May 22-27, 2016


Chemical Looping Combustion (CLC) is a promising technique to achieve fuel combustion in a nitrogen free atmosphere, therefore giving the possibility to separate and store or use CO2. Several potential applications are considered in the field of power generation with gas, liquid and solid fuels. In the Carbon Capture, Storage and Utilization (CCSU) context, energy penalty is reduced compared to other routes. In addition, other applications of Chemical Looping are considered in the field of H2 production or gasification for instance.

In the past years, a huge effort has been conducted worldwide to investigate CLC materials and process issues. In 2008, IFPEN and Total have started an ambitious collaboration to develop CLC applications. Nowadays, the CLC concept is well demonstrated at the pilot scale. The next step is to demonstrate the technology over time at larger scale. However, for further developments, the challenges are numerous and will be discussed, both on market and technical aspects.

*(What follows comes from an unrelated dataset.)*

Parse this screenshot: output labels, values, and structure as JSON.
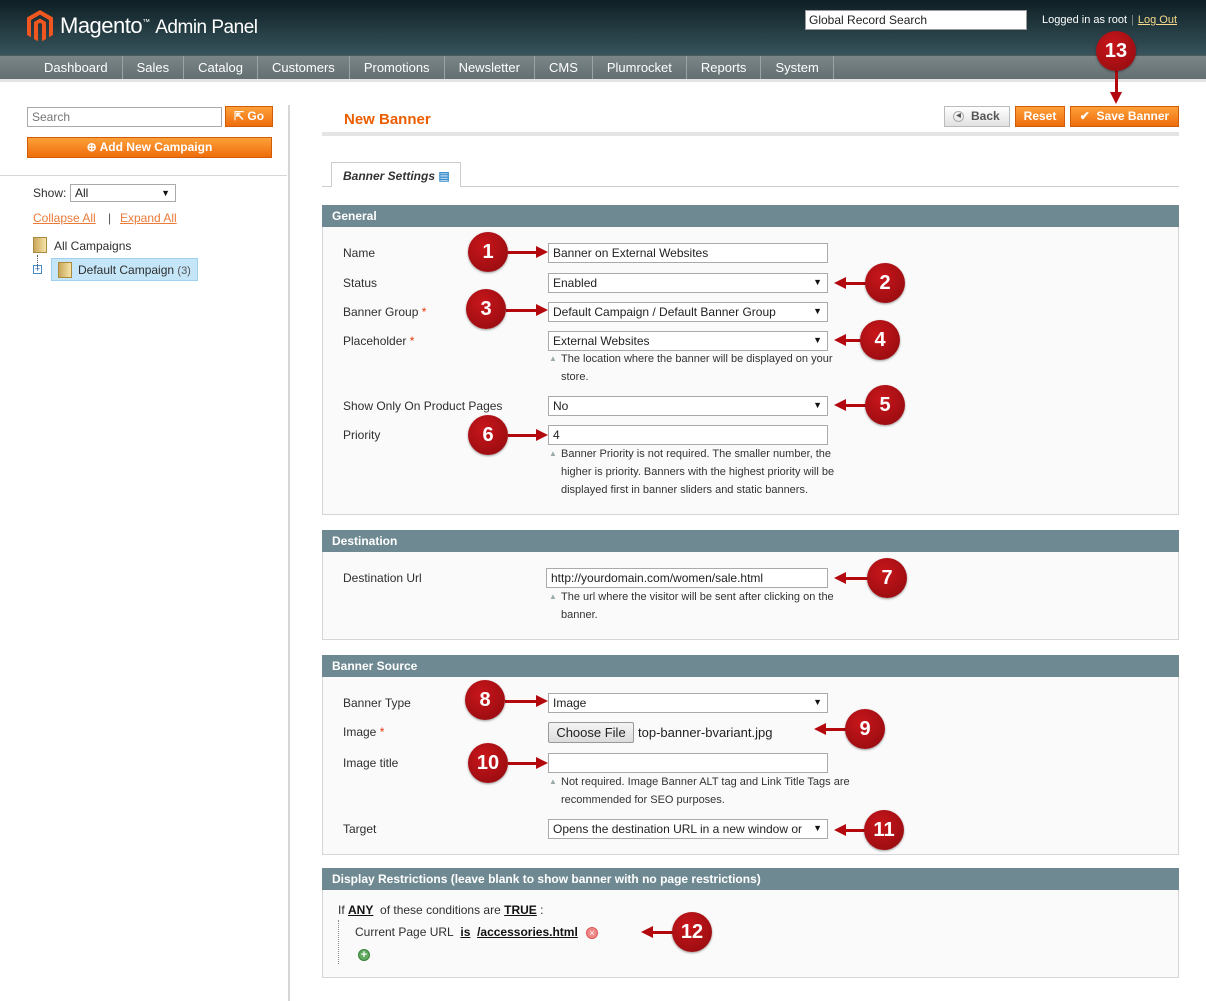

  • Short term market is limited. Uncertainties around CO2 emission market and storage issues are related to CO2 policy and public acceptance of storage which still must evolve in the right direction... Financing of demonstration units in this context is challenging and other applications of CLC have to be investigated.
  • The industrial use of synthetic metal oxides or natural ores at large scale generates a lot of issues related to availability, price, waste disposal, health and safety, additionally to chemical and mechanical stability over time, reactivity, and oxygen transfer capacity.
  • Chemical looping reactor and process technology concepts have to be explored, developed, modeled and scaled-up in order to ensure adequate power production together with good gas solid contact and reaction requirement, controlled circulation of mixtures of particle (oxygen carrier, ash, solid fuel for instance). All these points should be considered at very large scale for CCS applications in order to minimize energy penalty and cost in severe operating conditions (temperatures above 800°C and intense solid circulation).

Technical challenges remain to be solved and proven with large demonstration over long periods of time. In this context, research in the field of fluidization technology is essential and we will address a couple of key points already investigated at IFPEN and related to control of solid circulation, oxygen carrier attrition, conceptual design of CLC reactors and process performance.